—Patients had worse functional outcomes than controls; some became dependent
Long-term opioid therapy in patients with polyneuropathy appears to increase the risk of adverse outcomes without benefiting functional status, researchers said.
Dentists in good compliance with American Heart Association guidelines, according to Rochester Epidemiology Project
In the first study examining dental records in the Rochester Epidemiology Project, results show that dentists and oral surgeons are in good compliance with guidelines issued by the American Heart Association (AHA) in 2007, describing prophylactic antibiotic use prior to invasive dental procedures.
A new resource that could change community and public health: Rochester Epidemiology Project’s Data Exploration Portal
After celebrating its 50th anniversary in May 2016, the Rochester Epidemiology Project team is not stopping to rest. Instead, they are marking the beginning of the next 50 years with the launch of a tool that could change community and public health in the region.
Higher incidence of Bell’s palsy attributed to increase in herpes zoster infection
A higher incidence of Bell’s palsy in recent years may be attributed to increasing rates of herpes zoster infection, according to research presented at the Association for Research in Vision and Ophthalmology annual meeting.
Study offers answers on life expectancy for people with Parkinson’s disease, Lewy body dementia
Faced with a serious disease, patients want to know the answer to a difficult question: “How long will I live?” A new Mayo Clinic study in today’s JAMA Neurology has some answers for patients with Parkinson’s disease, Lewy body dementia, multiple system atrophy with parkinsonism and Parkinson’s disease dementia.
SHAC takes aim at troubling Somali health trends
Nasra Giama and Abdirashid Shire created the Somali Health Advisory Council in Rochester about seven years ago.

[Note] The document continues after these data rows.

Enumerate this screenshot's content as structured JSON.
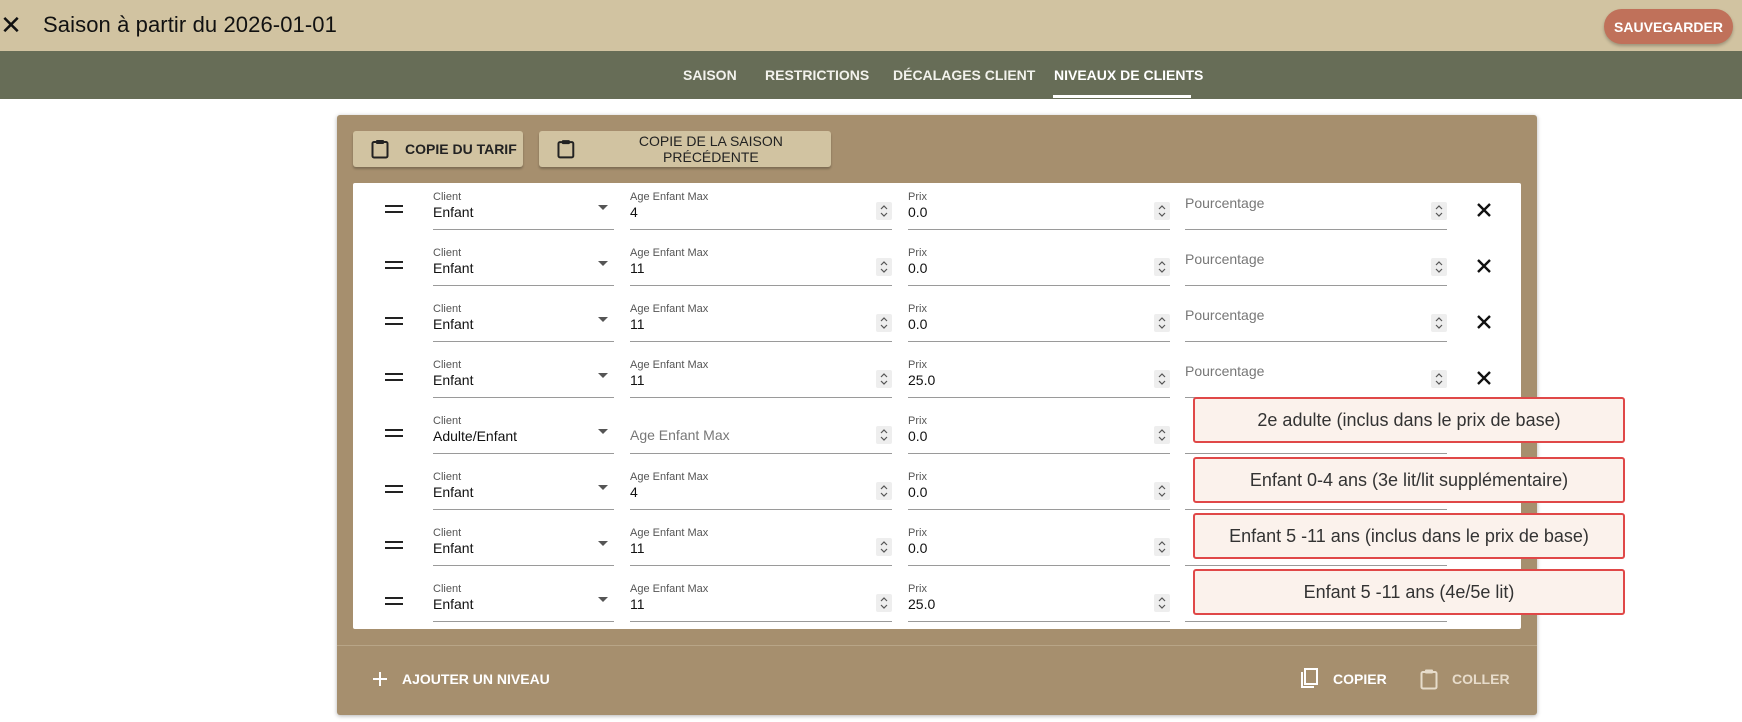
{
  "header": {
    "title": "Saison à partir du 2026-01-01",
    "close_icon": "close-icon",
    "save_label": "SAUVEGARDER"
  },
  "tabs": [
    {
      "label": "SAISON",
      "active": false
    },
    {
      "label": "RESTRICTIONS",
      "active": false
    },
    {
      "label": "DÉCALAGES CLIENT",
      "active": false
    },
    {
      "label": "NIVEAUX DE CLIENTS",
      "active": true
    }
  ],
  "toolbar": {
    "copy_rate_label": "COPIE DU TARIF",
    "copy_prev_season_label": "COPIE DE LA SAISON PRÉCÉDENTE",
    "icon": "clipboard-icon"
  },
  "field_labels": {
    "client": "Client",
    "age": "Age Enfant Max",
    "prix": "Prix",
    "pourcentage": "Pourcentage"
  },
  "levels": [
    {
      "client": "Enfant",
      "age": "4",
      "prix": "0.0",
      "pourcentage": ""
    },
    {
      "client": "Enfant",
      "age": "11",
      "prix": "0.0",
      "pourcentage": ""
    },
    {
      "client": "Enfant",
      "age": "11",
      "prix": "0.0",
      "pourcentage": ""
    },
    {
      "client": "Enfant",
      "age": "11",
      "prix": "25.0",
      "pourcentage": ""
    },
    {
      "client": "Adulte/Enfant",
      "age": "",
      "prix": "0.0",
      "pourcentage": ""
    },
    {
      "client": "Enfant",
      "age": "4",
      "prix": "0.0",
      "pourcentage": ""
    },
    {
      "client": "Enfant",
      "age": "11",
      "prix": "0.0",
      "pourcentage": ""
    },
    {
      "client": "Enfant",
      "age": "11",
      "prix": "25.0",
      "pourcentage": ""
    }
  ],
  "footer": {
    "add_level_label": "AJOUTER UN NIVEAU",
    "copy_label": "COPIER",
    "paste_label": "COLLER"
  },
  "annotations": [
    "2e adulte (inclus dans le prix de base)",
    "Enfant 0-4 ans (3e lit/lit supplémentaire)",
    "Enfant 5 -11 ans (inclus dans le prix de base)",
    "Enfant 5 -11 ans (4e/5e lit)"
  ],
  "colors": {
    "header_bg": "#d1c3a1",
    "tabbar_bg": "#676d57",
    "panel_bg": "#a68f6e",
    "save_button": "#c0715a",
    "annotation_border": "#e04848"
  }
}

It’s now playing a critical role in the state’s ongoing effort to educate Minnesota-based Somali Americans about the importance of vaccinations.
New Mayo Study: 30% of THA Patients Will Need 2nd THA
“So if I have this hip replaced, what are the chances I will need the other hip done later on?” That is one of the questions that a team of Mayo Clinic researchers wanted to answer.
Treatments other than surgery may influence risk for breast cancer–related lymphedema
Rates of lymphedema in patients with breast cancer were higher among those who received chemotherapy, radiation and axillary dissection, according to study data presented at the American Society of Breast Surgeons Annual Meeting.
Heart failure and skilled nursing facilities: The importance of getting the facts
For many people diagnosed with heart failure—which almost invariably results in a hospital stay—the next stop is a skilled nursing facility.
Ep. 33 #Improving Health Globally By Studying #Health Locally
The Rochester Epidemiology Project (REP) is a collaboration of clinics, hospitals, and other medical facilities in Minnesota and Wisconsin and involves community members who have agreed to share their medical records for research.
Meet the Researcher: “Rochester Epidemiology Project (REP)”
Walter A. Rocca, M.D., professor of epidemiology and neurology, shares how the Rochester Epidemiology Project (REP), through collaboration between health care providers in Minnesota and Wisconsin, allows researchers to study health and illness on people living in this community.
Shedding More Light on Sarcoidosis
Our immune system is designed to repel disease, but occasionally it malfunctions. One potential result of an immune system overreaction is sarcoidosis — the growth of inflammatory cells (granulomas) in different parts of the body.
Choosing Wisely—At odds with Diagnostic Accuracy?
Using data from the Rochester Epidemiology Project, Mayo Clinic researchers performed the first population based study in the United States of primary Sjögren’s syndrome to look at the prevalence of Sjögren’s syndrome in Olmsted County, Minnesota.
Inflammatory bowel disease diagnoses rising
Mayo Clinic researchers report that cases of Crohn’s disease and ulcerative colitis – the main conditions that comprise inflammatory bowel disease (IBD) – are on the rise.